INFORMATION GIVEN below:

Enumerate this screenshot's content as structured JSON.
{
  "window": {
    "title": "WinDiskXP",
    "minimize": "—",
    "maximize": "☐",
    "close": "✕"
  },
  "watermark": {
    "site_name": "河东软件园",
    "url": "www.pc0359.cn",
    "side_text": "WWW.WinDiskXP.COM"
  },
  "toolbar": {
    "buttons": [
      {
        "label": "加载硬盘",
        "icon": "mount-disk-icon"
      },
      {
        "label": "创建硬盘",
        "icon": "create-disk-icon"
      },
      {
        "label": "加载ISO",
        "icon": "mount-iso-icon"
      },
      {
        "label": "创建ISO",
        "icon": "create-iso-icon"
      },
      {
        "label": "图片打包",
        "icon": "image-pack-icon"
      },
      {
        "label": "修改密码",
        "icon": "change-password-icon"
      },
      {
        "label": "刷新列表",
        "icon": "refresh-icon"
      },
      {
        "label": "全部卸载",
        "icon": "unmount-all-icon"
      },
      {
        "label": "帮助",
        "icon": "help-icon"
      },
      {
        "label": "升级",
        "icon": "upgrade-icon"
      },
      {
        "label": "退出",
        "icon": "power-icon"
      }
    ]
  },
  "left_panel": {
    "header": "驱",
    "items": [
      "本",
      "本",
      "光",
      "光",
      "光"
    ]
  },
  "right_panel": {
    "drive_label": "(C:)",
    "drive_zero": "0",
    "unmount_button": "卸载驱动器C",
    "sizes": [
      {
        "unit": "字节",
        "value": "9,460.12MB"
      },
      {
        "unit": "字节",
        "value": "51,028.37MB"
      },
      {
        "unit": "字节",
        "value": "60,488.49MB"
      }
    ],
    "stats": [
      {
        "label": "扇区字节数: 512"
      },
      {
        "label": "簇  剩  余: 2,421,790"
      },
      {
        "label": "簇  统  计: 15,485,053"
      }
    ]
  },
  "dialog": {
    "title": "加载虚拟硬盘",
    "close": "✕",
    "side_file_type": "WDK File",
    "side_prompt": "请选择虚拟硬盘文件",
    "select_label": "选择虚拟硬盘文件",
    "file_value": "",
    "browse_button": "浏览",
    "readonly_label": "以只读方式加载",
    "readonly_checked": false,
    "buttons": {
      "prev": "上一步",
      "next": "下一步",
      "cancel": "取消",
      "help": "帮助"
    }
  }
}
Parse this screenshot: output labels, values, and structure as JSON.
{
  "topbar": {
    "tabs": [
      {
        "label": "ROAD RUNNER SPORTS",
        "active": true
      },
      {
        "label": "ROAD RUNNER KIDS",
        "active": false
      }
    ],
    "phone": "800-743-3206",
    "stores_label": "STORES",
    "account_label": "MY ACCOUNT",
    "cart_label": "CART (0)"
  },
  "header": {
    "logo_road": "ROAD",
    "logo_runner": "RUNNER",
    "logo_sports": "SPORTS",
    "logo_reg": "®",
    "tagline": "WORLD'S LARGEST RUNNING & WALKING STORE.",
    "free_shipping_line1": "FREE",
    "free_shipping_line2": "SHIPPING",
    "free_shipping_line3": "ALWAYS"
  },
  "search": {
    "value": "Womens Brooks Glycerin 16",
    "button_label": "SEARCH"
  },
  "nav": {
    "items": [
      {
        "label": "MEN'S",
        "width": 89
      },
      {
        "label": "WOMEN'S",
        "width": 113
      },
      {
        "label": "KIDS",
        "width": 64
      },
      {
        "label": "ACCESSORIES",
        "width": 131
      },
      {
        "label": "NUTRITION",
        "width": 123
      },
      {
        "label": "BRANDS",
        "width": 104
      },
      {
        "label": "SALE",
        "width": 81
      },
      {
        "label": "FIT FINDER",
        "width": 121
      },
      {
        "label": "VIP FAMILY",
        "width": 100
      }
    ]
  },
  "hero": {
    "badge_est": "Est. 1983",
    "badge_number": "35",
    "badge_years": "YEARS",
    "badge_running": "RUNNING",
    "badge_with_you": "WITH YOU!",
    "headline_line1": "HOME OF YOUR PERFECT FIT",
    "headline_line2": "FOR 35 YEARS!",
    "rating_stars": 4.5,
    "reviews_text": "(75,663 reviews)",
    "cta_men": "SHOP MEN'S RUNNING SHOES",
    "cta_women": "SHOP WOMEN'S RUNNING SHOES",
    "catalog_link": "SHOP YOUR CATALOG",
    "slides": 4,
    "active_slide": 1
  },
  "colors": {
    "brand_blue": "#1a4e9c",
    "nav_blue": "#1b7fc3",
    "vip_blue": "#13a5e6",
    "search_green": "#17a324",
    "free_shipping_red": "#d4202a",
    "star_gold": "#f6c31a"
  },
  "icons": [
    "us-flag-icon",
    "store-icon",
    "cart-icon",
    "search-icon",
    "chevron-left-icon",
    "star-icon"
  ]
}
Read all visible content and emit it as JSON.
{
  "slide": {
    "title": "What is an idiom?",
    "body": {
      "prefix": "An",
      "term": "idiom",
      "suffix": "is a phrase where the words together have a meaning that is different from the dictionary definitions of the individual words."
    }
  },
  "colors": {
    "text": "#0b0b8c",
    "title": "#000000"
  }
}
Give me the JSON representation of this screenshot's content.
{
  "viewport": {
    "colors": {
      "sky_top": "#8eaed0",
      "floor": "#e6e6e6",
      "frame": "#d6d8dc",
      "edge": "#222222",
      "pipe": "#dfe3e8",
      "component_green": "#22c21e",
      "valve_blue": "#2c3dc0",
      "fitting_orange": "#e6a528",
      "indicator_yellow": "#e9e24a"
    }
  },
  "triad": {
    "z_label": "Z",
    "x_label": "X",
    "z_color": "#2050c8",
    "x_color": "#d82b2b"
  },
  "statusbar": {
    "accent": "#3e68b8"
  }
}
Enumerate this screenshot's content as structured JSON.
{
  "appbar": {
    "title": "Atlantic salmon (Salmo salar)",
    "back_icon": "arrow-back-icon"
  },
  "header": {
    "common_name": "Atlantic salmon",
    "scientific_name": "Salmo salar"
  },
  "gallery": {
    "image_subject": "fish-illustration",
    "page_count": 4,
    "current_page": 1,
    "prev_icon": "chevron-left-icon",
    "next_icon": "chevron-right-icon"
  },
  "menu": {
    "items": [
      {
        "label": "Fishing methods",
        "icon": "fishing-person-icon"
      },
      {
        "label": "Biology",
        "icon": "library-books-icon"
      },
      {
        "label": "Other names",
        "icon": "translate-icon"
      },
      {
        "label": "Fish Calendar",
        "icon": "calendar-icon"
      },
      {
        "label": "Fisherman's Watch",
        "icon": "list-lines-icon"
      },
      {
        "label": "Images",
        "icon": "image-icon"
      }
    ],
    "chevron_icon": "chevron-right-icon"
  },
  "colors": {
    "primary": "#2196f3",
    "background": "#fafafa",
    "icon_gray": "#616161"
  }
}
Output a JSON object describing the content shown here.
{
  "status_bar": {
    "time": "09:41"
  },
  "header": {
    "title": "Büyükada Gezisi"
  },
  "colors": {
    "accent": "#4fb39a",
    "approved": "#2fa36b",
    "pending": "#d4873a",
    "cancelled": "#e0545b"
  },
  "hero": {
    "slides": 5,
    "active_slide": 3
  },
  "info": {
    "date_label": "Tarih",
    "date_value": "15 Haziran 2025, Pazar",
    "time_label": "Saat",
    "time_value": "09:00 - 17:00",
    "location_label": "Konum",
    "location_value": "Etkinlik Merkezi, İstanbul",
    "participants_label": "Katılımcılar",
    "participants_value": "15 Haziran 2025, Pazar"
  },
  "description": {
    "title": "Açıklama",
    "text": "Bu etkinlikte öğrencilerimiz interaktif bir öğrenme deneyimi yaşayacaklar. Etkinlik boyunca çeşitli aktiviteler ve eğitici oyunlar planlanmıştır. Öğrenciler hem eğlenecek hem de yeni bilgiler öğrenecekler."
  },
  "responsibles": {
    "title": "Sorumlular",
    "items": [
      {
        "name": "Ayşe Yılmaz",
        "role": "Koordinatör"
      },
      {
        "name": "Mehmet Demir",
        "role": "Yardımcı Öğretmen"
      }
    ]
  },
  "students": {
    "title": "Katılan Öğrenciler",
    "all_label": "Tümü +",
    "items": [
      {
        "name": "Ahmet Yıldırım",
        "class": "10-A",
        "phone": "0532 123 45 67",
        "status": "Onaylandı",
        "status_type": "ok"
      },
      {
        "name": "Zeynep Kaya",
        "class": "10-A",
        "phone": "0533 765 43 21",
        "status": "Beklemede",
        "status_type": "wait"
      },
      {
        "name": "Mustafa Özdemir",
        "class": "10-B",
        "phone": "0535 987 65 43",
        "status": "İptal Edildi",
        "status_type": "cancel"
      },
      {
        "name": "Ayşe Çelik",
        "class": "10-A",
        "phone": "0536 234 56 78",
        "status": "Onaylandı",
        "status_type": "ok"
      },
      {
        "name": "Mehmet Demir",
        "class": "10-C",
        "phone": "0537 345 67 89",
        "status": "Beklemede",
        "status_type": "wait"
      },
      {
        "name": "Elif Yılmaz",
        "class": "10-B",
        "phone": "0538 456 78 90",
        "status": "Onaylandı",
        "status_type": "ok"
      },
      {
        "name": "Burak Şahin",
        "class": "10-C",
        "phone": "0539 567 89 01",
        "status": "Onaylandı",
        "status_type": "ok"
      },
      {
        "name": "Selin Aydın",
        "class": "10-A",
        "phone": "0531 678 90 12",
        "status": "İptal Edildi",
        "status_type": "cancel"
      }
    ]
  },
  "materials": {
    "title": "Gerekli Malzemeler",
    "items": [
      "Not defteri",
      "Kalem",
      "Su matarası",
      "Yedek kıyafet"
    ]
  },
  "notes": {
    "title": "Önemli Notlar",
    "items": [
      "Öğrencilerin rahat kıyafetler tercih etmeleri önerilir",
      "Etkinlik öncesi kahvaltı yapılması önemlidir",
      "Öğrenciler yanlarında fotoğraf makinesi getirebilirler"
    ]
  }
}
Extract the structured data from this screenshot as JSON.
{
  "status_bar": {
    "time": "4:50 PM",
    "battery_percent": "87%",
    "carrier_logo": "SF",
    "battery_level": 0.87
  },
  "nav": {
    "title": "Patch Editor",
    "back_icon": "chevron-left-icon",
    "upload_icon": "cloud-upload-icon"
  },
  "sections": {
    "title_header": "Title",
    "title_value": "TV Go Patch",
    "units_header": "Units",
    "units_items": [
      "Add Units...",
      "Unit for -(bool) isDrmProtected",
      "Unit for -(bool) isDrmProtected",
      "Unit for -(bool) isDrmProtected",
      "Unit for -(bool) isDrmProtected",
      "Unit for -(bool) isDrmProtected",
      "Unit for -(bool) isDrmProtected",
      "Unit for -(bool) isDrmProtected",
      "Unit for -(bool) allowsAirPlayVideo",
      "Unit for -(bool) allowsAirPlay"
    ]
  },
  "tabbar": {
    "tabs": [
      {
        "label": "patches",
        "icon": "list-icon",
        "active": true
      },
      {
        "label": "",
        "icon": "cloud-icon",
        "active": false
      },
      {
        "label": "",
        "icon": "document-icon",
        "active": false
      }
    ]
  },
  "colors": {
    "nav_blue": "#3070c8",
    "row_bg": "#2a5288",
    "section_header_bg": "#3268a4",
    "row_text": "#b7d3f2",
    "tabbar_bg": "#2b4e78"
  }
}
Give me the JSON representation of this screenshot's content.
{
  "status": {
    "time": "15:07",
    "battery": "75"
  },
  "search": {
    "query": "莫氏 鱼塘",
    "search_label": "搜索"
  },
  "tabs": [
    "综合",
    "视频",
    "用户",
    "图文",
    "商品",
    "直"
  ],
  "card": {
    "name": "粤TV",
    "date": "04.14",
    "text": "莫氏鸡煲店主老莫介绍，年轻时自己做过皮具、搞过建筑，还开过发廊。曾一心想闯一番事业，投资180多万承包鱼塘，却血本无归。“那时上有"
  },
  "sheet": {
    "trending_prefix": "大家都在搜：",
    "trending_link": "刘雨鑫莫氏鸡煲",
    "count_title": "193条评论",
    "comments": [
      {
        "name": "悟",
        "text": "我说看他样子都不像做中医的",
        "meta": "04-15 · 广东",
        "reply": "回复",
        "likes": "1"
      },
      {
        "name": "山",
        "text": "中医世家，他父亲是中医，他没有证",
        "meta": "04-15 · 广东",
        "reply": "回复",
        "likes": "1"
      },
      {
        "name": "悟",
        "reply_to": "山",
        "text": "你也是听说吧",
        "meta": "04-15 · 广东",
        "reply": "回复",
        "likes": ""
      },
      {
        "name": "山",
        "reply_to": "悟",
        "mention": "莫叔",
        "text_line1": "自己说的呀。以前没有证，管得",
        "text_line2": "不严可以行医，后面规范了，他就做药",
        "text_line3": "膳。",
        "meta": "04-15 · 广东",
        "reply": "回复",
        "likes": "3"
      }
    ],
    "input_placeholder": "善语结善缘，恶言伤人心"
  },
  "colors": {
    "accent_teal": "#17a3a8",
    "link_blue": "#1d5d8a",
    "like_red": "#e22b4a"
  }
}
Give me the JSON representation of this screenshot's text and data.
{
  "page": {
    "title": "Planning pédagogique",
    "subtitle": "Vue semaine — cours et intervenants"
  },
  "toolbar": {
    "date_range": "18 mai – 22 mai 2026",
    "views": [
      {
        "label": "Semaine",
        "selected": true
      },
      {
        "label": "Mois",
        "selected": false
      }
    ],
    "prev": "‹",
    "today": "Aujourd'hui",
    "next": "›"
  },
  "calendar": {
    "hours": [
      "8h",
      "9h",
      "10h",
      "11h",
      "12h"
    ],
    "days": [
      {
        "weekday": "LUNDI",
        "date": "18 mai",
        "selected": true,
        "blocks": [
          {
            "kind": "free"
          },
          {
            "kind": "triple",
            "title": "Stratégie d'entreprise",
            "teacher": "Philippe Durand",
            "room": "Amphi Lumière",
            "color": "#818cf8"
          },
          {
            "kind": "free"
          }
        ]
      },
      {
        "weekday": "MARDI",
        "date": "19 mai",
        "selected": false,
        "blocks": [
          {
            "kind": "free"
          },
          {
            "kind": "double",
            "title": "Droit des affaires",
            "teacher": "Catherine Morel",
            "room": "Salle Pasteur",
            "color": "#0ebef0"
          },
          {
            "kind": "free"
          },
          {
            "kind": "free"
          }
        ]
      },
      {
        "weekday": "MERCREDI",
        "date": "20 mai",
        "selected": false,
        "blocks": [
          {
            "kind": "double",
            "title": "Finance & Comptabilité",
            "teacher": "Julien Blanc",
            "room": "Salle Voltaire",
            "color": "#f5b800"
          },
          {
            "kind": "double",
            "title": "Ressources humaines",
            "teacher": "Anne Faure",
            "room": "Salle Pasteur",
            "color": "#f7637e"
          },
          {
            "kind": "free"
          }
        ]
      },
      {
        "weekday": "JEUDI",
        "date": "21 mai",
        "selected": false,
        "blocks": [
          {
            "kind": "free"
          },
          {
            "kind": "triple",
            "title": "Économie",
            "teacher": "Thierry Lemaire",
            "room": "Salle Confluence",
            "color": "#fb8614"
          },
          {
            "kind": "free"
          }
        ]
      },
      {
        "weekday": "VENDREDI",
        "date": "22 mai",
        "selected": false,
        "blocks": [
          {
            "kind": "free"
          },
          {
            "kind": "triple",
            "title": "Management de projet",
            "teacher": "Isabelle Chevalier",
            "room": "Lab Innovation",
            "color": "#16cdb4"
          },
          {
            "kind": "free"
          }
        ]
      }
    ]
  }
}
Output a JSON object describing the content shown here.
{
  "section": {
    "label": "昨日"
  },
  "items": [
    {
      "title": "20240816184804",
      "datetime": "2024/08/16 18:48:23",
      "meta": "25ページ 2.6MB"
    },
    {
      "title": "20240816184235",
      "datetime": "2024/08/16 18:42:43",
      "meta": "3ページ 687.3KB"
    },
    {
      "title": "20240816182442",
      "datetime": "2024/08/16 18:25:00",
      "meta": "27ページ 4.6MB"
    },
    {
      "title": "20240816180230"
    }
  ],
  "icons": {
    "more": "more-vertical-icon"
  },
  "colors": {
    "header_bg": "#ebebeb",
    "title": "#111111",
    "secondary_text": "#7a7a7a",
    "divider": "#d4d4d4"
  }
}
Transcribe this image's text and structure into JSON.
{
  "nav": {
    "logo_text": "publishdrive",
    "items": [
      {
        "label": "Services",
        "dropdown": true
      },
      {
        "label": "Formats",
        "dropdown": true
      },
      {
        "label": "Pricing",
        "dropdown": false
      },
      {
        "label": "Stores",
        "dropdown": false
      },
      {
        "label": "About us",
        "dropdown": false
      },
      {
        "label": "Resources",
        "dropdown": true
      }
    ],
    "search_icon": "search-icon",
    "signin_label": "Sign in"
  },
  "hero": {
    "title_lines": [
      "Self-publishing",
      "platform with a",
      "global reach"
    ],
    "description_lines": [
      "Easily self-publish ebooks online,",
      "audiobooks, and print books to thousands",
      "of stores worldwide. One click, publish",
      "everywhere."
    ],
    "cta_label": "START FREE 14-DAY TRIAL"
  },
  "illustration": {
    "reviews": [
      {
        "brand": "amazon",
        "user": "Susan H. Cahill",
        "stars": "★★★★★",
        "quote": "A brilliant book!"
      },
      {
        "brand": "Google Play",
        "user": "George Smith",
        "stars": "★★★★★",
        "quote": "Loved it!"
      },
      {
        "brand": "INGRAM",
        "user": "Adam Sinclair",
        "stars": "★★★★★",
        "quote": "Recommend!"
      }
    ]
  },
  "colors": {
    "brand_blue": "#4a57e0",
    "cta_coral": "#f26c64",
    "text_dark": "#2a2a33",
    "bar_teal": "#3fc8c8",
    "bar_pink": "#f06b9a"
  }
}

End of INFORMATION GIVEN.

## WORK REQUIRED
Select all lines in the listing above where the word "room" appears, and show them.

## ANSWER SPACE
            "room": "Amphi Lumière",
            "room": "Salle Pasteur",
            "room": "Salle Voltaire",
            "room": "Salle Pasteur",
            "room": "Salle Confluence",
            "room": "Lab Innovation",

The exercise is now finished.